### DATA SHOWN

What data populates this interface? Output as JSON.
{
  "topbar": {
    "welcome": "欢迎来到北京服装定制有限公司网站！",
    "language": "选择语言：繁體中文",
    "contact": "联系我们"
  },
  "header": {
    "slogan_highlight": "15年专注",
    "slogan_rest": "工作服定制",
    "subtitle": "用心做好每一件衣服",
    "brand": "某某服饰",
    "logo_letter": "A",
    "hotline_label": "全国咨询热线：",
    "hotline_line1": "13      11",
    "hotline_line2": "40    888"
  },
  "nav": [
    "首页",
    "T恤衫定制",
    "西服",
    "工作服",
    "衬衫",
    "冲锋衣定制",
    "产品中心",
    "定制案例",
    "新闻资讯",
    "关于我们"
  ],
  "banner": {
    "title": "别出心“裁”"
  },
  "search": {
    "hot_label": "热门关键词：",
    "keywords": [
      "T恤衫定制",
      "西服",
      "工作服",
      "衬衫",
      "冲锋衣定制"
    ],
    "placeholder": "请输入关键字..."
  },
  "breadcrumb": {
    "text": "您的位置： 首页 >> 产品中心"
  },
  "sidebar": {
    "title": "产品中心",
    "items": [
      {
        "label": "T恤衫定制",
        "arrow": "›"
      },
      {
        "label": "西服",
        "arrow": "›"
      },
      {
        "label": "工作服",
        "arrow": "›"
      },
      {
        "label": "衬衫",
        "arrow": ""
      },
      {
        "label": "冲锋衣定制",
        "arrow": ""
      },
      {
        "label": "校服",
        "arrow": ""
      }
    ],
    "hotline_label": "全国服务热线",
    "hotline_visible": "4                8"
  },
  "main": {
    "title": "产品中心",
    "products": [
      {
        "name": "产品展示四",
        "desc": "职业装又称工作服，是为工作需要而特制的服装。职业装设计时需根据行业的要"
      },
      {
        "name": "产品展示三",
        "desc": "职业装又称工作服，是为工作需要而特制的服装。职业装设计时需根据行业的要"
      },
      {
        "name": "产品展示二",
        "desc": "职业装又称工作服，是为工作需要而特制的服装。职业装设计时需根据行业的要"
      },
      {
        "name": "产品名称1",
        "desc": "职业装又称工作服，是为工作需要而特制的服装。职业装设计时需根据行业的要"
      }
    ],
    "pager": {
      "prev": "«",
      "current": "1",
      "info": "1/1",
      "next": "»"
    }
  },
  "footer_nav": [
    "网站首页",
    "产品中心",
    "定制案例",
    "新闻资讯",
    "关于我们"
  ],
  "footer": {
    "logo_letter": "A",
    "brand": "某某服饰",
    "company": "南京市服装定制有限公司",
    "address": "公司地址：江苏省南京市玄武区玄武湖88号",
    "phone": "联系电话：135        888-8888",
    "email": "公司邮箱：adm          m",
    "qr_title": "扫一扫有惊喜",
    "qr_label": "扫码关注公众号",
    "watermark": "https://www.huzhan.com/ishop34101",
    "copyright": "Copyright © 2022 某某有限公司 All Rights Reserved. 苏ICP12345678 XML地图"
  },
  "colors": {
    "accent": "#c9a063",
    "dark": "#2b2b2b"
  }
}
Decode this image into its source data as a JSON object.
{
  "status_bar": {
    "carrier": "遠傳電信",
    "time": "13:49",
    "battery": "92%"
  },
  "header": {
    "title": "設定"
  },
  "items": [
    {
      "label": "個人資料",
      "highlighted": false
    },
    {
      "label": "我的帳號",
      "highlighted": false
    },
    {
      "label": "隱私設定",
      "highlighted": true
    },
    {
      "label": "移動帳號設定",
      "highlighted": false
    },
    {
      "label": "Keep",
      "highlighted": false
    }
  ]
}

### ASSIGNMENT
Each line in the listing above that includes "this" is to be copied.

### ANSWER BELOW
What data populates this interface? Output as JSON.
Decode this image into its source data as a JSON object.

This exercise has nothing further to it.